Collection entries
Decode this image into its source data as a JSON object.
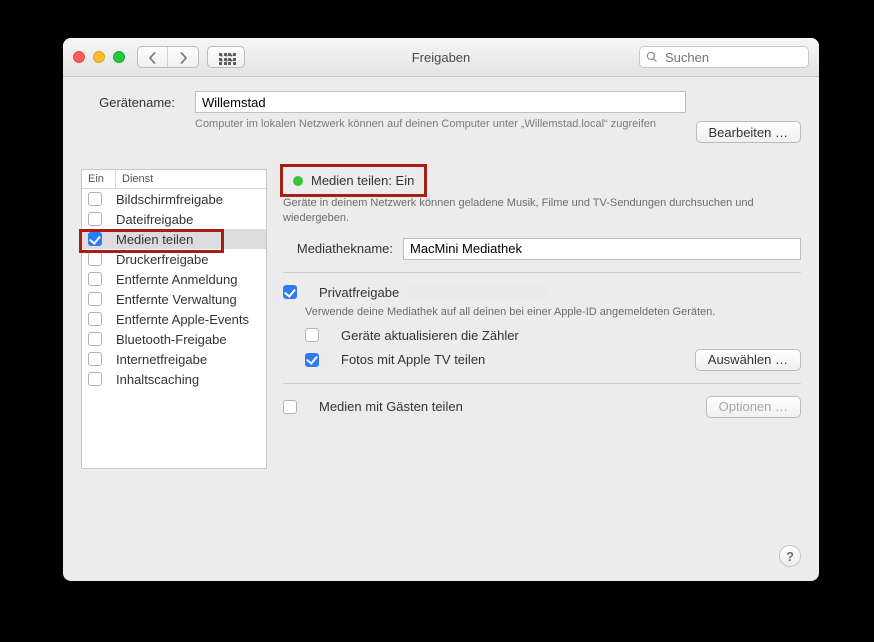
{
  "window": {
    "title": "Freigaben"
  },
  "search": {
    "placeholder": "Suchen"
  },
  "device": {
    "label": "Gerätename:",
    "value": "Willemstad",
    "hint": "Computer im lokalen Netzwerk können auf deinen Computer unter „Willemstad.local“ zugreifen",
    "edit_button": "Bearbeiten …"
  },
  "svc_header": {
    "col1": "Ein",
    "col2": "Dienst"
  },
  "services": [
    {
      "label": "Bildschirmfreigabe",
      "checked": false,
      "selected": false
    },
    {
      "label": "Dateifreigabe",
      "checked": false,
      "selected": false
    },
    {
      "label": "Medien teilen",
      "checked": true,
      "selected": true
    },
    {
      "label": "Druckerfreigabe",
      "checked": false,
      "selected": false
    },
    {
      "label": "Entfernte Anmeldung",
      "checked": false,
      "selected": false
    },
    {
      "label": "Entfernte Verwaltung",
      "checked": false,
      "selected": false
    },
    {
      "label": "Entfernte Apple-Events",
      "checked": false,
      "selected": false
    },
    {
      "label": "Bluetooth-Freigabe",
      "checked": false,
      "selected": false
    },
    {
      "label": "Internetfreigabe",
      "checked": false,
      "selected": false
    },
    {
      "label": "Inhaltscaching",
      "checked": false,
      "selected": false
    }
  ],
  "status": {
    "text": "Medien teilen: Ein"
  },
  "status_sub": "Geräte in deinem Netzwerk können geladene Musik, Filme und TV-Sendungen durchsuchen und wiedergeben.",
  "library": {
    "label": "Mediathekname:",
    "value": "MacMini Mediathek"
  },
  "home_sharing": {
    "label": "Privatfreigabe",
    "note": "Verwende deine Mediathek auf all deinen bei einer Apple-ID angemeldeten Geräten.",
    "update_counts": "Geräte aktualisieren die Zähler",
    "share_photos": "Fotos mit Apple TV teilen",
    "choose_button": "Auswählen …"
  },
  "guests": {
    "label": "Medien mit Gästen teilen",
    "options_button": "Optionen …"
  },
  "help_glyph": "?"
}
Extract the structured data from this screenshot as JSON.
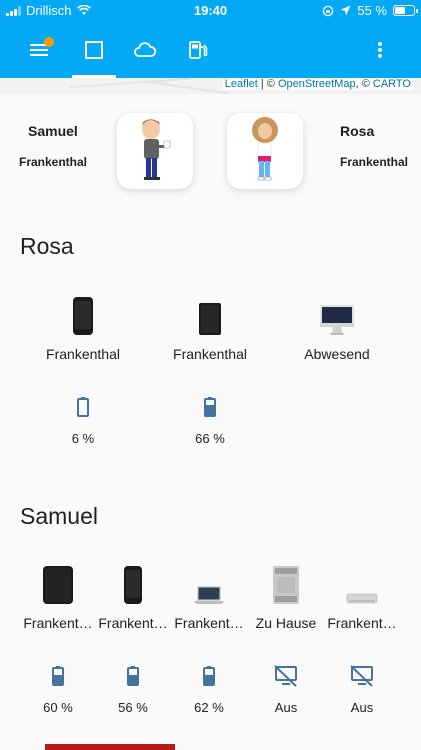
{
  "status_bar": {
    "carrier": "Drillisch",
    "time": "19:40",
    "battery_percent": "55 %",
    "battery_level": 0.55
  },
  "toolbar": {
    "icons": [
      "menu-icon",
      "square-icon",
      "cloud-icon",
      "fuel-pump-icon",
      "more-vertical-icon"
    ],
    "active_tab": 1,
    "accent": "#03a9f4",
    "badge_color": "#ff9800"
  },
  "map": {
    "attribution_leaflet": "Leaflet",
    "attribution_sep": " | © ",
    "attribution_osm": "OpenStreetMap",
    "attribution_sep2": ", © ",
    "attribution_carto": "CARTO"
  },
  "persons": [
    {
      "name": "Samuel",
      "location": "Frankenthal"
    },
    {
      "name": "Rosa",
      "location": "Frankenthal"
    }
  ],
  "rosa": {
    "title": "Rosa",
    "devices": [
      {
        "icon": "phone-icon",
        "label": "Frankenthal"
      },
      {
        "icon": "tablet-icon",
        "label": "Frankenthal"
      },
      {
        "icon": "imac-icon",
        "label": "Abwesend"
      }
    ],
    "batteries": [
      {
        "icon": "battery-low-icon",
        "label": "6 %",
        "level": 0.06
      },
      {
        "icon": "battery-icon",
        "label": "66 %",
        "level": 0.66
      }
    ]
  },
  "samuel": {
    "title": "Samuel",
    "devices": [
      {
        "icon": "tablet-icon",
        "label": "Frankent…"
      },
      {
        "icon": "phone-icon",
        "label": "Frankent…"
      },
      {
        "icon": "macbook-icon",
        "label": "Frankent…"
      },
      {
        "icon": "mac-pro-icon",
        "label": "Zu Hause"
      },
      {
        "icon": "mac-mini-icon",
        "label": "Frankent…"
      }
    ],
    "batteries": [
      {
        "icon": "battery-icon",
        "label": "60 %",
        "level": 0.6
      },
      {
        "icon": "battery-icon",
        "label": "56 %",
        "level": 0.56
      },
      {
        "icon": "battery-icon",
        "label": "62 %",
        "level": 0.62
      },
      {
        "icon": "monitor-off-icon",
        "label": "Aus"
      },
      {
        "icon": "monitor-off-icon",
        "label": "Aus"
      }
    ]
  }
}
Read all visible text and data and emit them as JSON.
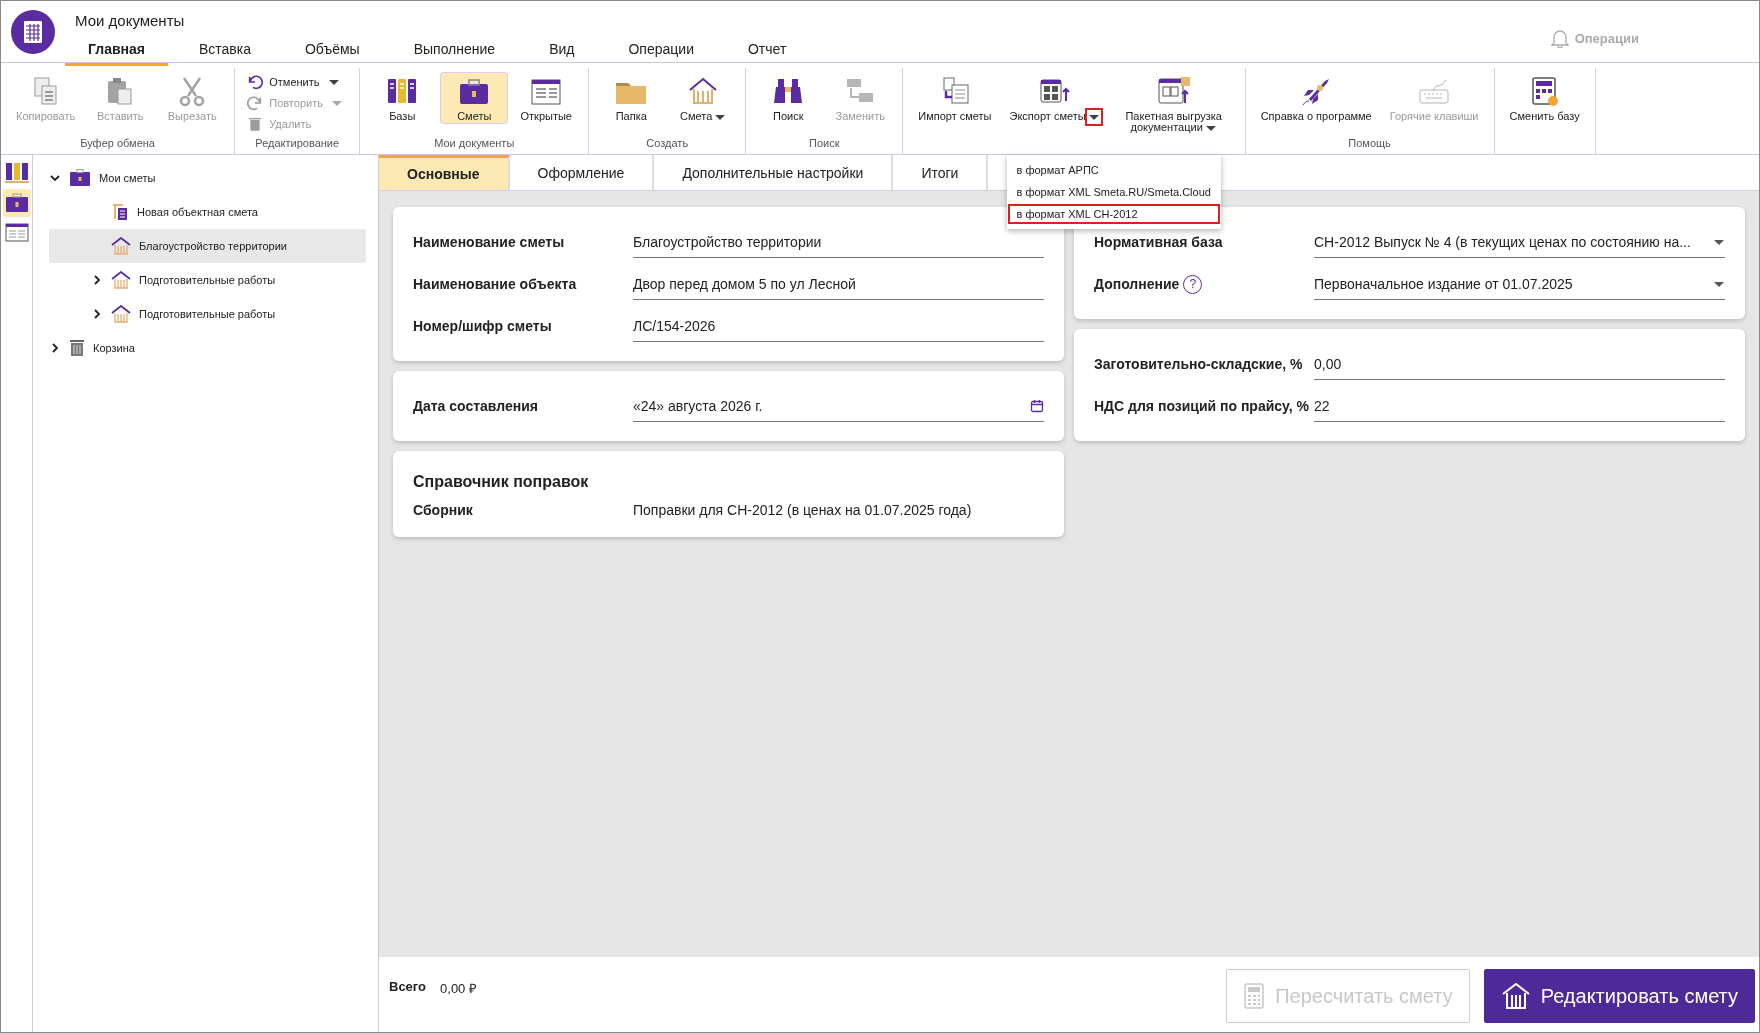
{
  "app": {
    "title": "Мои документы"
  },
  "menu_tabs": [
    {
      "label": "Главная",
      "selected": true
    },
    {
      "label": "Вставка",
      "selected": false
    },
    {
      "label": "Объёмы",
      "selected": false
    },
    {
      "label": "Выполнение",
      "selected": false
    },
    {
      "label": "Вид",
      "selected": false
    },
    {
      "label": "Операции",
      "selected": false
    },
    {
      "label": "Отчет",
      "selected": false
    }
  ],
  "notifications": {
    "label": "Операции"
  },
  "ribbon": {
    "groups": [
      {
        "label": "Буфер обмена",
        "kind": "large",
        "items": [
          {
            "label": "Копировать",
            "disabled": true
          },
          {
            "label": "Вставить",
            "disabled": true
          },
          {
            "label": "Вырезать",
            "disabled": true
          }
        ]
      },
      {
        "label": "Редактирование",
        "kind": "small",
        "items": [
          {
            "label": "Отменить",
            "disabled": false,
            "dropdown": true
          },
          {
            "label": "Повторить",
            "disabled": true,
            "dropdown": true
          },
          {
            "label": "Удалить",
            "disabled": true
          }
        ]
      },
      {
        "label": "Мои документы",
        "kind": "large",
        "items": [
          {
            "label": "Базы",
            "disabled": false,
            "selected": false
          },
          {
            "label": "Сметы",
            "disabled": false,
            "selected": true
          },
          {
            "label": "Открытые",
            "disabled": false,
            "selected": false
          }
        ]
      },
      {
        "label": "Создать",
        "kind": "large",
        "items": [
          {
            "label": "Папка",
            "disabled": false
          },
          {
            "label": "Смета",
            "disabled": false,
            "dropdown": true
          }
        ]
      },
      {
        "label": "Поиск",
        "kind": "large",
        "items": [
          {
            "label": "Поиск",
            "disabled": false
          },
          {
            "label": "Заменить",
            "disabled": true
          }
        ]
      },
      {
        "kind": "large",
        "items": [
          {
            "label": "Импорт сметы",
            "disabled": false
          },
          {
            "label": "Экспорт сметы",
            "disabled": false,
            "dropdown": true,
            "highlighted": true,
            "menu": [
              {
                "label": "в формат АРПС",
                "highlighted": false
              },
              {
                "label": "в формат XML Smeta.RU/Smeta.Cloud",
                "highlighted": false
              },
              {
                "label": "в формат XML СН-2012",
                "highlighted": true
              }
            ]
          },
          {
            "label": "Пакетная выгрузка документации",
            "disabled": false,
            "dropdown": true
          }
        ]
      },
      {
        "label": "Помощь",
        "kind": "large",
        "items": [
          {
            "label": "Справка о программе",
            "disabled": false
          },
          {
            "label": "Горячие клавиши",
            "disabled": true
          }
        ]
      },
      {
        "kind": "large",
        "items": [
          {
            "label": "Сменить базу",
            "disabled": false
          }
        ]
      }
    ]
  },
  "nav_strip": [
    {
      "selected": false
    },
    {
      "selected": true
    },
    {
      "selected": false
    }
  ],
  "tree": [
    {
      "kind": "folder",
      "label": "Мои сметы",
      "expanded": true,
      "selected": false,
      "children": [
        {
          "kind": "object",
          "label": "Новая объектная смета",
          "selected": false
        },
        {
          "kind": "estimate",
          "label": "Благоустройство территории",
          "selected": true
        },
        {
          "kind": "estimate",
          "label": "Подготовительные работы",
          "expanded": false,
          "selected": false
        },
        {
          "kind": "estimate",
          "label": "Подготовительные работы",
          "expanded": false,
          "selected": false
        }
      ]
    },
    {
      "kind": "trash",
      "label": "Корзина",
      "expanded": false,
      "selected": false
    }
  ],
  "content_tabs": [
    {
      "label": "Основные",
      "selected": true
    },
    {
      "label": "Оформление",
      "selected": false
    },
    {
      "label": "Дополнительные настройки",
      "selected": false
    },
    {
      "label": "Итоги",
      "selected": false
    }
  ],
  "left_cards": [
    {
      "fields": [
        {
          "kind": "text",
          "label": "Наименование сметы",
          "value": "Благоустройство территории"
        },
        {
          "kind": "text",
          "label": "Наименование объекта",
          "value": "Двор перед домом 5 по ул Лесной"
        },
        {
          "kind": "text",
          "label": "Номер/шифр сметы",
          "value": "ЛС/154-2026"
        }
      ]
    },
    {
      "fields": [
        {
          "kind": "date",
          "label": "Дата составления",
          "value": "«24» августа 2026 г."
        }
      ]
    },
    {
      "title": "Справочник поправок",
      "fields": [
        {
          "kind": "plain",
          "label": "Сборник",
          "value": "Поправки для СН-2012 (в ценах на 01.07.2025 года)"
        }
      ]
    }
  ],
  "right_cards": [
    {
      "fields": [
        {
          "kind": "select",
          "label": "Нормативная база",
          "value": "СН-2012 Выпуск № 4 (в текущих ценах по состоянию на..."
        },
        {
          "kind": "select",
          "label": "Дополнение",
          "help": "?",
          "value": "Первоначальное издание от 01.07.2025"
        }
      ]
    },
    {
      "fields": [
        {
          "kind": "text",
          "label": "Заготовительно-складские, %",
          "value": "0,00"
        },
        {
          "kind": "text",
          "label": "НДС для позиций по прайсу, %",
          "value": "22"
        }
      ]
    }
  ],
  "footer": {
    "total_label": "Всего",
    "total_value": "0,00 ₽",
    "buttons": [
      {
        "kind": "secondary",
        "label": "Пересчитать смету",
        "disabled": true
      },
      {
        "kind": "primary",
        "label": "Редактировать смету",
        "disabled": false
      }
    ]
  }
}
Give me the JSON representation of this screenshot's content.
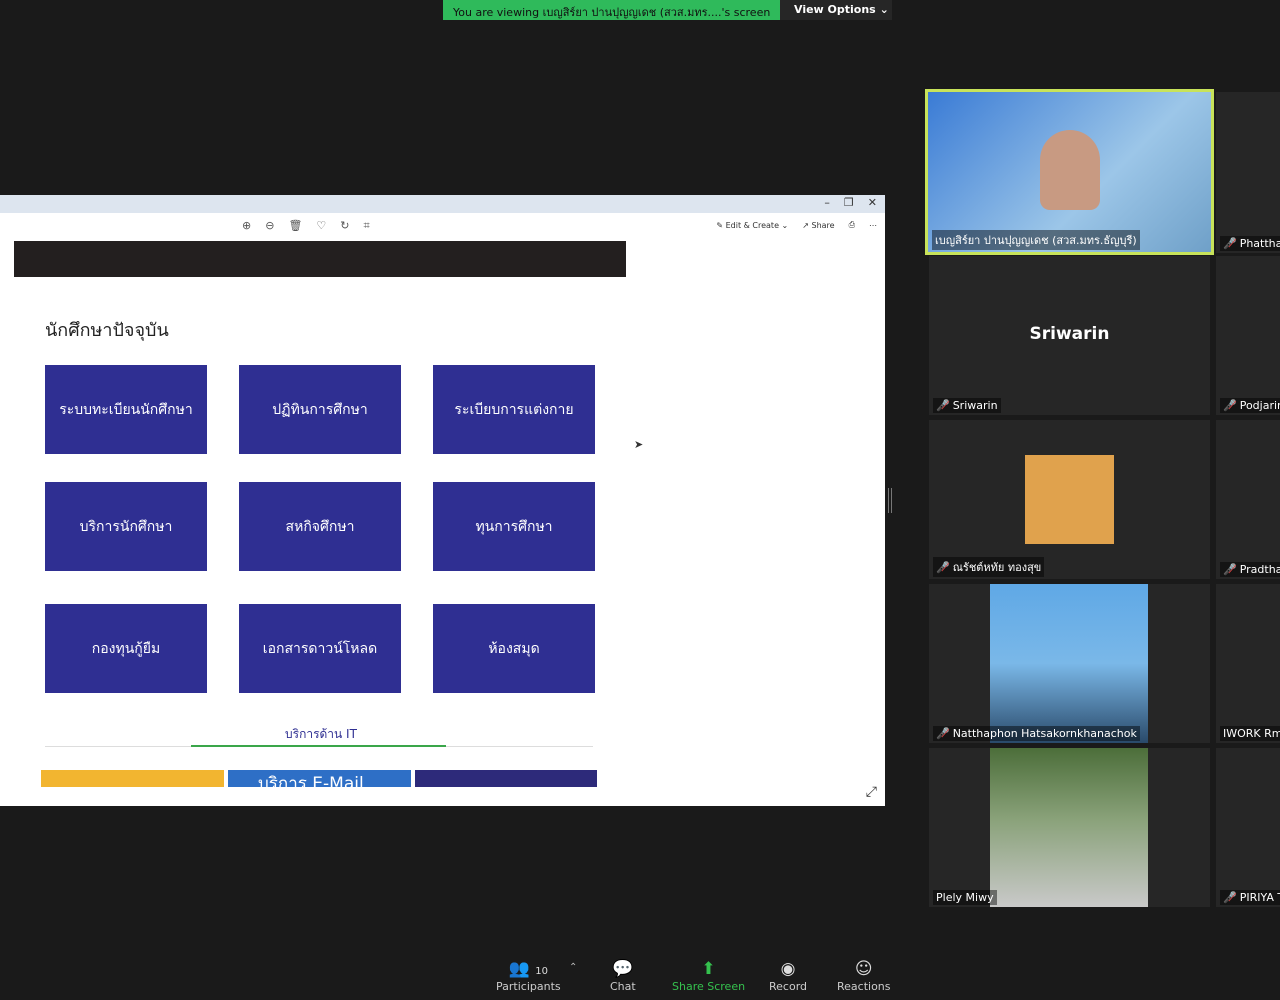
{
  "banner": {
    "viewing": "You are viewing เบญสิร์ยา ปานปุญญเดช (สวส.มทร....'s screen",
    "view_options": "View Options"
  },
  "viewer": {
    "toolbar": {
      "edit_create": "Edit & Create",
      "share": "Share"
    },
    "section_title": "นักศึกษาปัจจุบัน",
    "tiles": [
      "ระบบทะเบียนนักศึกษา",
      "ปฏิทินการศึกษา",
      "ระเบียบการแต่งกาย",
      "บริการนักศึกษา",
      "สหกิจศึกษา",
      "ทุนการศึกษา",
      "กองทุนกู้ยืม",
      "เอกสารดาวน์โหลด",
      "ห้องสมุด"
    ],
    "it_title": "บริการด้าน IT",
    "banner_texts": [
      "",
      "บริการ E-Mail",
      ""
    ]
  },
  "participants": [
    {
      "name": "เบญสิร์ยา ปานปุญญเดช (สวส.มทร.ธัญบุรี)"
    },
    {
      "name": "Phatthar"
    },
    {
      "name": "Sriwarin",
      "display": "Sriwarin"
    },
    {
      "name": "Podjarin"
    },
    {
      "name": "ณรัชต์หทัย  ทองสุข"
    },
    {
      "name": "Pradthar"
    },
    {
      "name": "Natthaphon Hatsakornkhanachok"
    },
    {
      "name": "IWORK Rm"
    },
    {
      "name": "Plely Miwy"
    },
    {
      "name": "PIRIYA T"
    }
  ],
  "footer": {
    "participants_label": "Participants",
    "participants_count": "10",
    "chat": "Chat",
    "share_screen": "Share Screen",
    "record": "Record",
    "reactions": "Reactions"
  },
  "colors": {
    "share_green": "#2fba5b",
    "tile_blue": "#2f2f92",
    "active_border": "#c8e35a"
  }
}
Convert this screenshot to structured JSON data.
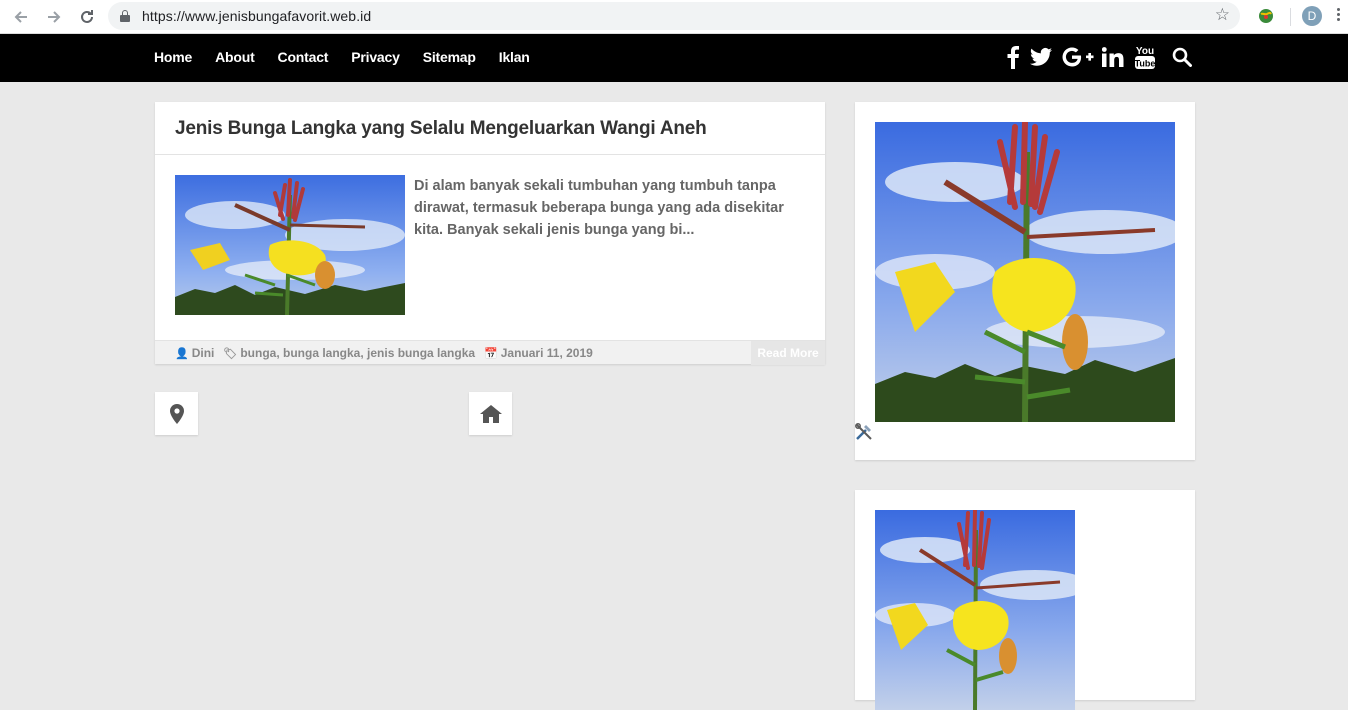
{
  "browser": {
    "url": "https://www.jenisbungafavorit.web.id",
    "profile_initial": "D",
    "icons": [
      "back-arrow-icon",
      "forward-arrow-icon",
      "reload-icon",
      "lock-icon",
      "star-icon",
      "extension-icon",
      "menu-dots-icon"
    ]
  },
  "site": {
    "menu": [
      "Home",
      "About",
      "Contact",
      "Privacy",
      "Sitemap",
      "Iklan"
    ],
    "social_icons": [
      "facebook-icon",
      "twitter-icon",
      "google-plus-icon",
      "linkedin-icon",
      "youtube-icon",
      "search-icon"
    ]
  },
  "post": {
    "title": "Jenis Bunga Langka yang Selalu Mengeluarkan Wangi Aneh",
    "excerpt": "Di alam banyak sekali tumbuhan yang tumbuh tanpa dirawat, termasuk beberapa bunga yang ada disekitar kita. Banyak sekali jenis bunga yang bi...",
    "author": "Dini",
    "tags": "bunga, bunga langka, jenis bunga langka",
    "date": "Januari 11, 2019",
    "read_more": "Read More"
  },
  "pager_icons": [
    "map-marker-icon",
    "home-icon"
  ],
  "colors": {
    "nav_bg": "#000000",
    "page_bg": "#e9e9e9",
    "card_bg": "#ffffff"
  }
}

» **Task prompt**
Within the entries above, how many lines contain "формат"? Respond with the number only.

» **Output for this exercise**
3